* _Task to complete_: What lines in the records below mention "screenshot"? List them all.

* _Material provided_:
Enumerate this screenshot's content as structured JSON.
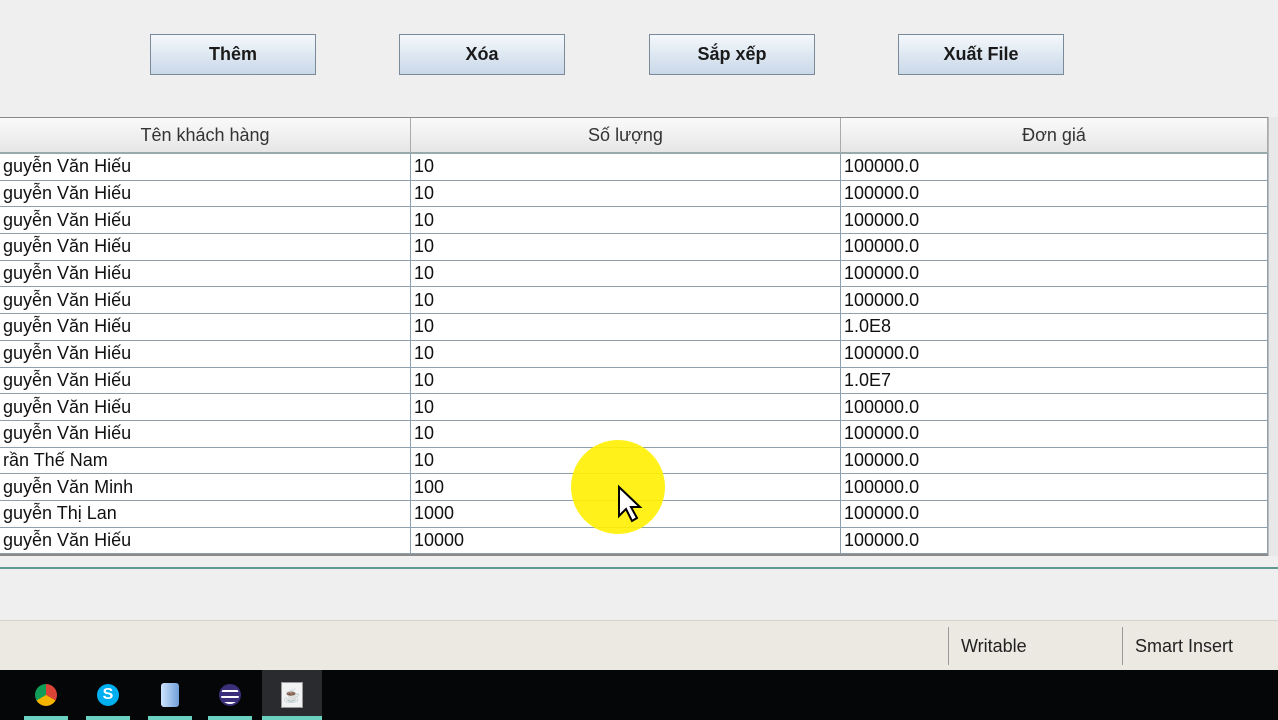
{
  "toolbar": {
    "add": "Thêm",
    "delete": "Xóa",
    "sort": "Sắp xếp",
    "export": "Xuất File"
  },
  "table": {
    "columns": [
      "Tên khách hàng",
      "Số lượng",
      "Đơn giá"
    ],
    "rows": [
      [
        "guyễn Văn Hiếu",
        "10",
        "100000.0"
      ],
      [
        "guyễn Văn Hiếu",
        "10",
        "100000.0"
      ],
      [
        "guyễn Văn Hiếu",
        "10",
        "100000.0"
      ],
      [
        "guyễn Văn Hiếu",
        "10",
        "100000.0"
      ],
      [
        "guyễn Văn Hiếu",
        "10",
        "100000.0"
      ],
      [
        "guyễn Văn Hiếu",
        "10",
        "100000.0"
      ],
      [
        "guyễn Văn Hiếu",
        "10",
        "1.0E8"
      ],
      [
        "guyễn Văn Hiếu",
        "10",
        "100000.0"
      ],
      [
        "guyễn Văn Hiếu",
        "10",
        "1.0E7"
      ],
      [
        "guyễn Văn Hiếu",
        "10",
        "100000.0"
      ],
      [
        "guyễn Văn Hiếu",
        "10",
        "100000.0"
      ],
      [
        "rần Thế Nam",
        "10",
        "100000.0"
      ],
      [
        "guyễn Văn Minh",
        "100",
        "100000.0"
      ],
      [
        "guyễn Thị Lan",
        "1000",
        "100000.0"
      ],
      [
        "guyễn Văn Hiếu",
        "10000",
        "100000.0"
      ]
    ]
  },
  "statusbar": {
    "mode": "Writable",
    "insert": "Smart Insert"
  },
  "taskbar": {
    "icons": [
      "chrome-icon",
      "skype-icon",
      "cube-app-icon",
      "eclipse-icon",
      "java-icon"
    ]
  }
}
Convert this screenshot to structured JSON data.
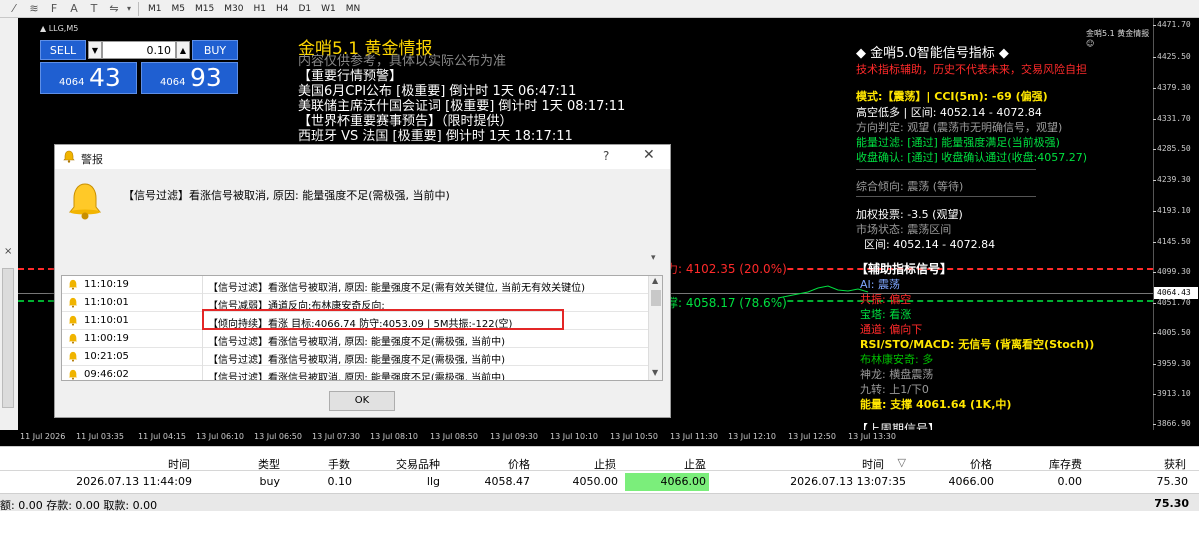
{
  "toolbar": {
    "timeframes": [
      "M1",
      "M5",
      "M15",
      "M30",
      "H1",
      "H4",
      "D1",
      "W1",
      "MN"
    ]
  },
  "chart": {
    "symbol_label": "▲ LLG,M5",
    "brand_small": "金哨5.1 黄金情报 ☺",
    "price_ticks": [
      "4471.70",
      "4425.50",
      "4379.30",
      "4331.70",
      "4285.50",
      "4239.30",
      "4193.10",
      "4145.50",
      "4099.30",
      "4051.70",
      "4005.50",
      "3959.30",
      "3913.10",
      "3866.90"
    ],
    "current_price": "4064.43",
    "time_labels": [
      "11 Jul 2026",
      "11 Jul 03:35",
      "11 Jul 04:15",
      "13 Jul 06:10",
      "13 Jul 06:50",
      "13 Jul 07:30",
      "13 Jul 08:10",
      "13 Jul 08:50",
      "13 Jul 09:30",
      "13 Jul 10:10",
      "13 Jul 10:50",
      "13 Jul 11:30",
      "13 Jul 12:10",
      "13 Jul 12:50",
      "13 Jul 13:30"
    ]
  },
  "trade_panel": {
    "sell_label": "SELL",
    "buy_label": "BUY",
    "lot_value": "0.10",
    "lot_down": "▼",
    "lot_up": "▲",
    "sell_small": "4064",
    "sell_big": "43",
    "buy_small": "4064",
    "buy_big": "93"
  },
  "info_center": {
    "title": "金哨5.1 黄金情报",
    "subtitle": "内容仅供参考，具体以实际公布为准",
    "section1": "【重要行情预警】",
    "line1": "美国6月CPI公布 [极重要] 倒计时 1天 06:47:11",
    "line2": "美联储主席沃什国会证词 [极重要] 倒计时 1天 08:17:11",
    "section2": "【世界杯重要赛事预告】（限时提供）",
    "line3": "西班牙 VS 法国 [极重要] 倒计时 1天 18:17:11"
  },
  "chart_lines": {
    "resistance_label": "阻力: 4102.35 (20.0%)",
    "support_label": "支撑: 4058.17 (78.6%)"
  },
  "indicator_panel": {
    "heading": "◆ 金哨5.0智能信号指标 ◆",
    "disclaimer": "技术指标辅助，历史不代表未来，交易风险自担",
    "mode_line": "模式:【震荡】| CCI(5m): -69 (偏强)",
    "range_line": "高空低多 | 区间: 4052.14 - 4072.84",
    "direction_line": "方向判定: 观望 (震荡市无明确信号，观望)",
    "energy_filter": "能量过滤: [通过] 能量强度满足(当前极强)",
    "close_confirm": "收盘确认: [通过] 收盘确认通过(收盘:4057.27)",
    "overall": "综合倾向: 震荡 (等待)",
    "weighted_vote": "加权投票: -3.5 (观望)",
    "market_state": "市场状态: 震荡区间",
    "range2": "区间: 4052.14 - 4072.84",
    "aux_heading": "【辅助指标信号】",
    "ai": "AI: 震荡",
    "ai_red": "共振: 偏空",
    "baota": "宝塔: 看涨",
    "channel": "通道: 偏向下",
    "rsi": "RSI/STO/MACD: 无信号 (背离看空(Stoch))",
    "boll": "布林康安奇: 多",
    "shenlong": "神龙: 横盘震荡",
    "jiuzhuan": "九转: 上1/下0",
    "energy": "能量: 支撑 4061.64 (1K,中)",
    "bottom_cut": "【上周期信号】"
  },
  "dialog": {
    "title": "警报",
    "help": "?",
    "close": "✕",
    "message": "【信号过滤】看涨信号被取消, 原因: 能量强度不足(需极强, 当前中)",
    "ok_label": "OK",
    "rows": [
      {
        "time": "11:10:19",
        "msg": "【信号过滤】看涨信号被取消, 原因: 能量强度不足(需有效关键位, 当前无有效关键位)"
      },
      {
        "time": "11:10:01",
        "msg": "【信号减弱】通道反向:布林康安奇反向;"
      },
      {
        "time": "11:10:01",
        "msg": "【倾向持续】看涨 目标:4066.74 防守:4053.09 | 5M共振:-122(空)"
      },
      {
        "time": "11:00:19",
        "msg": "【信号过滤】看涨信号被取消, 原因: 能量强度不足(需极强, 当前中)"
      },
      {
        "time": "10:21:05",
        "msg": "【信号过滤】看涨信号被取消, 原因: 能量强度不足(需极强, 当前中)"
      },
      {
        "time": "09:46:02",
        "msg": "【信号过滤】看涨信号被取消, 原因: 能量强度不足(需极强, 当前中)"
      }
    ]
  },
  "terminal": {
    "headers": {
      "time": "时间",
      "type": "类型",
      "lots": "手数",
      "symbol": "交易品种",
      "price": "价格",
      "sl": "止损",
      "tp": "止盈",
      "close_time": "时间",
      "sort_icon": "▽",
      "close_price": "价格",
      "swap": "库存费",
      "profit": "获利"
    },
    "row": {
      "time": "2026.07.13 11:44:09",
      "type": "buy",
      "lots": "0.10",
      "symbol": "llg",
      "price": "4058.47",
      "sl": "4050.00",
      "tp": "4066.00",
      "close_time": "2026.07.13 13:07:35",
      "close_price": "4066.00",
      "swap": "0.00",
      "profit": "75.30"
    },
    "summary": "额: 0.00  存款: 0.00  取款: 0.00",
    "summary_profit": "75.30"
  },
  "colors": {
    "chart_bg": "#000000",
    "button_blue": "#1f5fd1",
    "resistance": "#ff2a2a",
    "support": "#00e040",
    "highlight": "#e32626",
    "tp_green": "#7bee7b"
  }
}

* _Task result_:
Enumerate this screenshot's content as structured JSON.
Convert this screenshot to structured JSON data.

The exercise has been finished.